Okay, your mileage may vary, but I must admit I found all three of the main bad guys fairly one-dimensional and, in general, rather implausibly Bad. The Emperor himself is also rather one-dimensional and more than a bit goody-goody. Not that we see much of him, but he gets the odd pov scene. I never like it when an author imposes modern values wholesale onto a character when there is no logical reason for him to possess those values, other than he was just Born Enlightened, I guess. Plus, he has Gentle Eyes ™. His sweet disposition is evident to complete strangers such as Amaranthe within seconds of meeting him.
Also, this is One Girl and A Bunch of Guys, at least in the first book. I suspect and hope that this is likely to change as the series goes on — Smith’s review implies that more female characters appear later.
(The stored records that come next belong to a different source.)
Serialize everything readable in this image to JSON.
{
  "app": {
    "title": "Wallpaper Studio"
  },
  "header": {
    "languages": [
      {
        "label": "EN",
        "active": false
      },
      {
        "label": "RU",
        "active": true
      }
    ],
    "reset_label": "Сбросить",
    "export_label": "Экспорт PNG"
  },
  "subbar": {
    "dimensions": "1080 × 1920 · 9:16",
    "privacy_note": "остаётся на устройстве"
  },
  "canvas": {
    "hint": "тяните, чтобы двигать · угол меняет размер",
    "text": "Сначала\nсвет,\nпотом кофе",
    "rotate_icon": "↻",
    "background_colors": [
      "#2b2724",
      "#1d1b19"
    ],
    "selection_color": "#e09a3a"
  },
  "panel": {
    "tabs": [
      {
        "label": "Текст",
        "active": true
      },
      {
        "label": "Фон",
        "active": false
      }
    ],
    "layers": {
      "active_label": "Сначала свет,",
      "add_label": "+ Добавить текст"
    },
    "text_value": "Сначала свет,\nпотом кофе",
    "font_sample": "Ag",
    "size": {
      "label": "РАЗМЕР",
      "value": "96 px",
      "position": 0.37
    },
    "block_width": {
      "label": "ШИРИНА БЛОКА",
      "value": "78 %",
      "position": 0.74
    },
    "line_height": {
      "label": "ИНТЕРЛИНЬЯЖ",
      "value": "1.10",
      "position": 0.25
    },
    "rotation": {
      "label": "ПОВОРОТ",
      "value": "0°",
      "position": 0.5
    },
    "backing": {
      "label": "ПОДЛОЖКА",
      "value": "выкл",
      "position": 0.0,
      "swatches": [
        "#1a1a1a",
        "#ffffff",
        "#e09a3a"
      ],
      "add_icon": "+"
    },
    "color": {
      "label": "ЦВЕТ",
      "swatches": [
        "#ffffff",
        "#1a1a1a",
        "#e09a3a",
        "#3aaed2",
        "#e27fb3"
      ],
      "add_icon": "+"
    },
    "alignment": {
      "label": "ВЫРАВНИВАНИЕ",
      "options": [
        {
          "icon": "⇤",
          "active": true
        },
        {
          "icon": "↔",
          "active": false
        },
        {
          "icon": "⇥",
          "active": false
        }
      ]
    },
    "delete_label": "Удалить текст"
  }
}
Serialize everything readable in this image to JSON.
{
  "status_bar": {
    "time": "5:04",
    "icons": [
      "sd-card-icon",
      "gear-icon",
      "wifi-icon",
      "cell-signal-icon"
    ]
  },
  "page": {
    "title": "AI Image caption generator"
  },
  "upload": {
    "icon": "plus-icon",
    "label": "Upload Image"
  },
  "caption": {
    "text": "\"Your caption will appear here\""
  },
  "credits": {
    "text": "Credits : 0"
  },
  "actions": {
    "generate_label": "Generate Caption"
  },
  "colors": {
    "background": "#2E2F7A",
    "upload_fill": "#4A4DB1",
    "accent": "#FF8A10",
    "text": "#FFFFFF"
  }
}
Okay, despite the Bad Villains and the Good Young Emperor, the central characters, where Buroker put her attention, are delightful. And who knows, the Emperor may develop greater complexity and believability as the series continues, because this is a eight-book series.
Oh, and btw, even though this is a series, THE EMPEROR’S EDGE stands alone very well. This is good since I don’t have time to read the second book right away. I did buy it, incidentally, right after finishing the first book. I loved the ending of THE EMPEROR’S EDGE and I love how that ending sets up the second book. I’m looking forward quite a bit to seeing what happens next.
Buroker’s blog has a good bit of info on how she makes pricing decisions and what she does to promote her books, which is all very interesting and you might want to stop over there and check it out.
THE EMPEROR’S EDGE has a whopping 640 reviews on Goodreads, which is quite stunning and makes it clear Buroker is doing something right.
And one of the things she is doing right is leaving this book free on Amazon to serve as a hook to her series.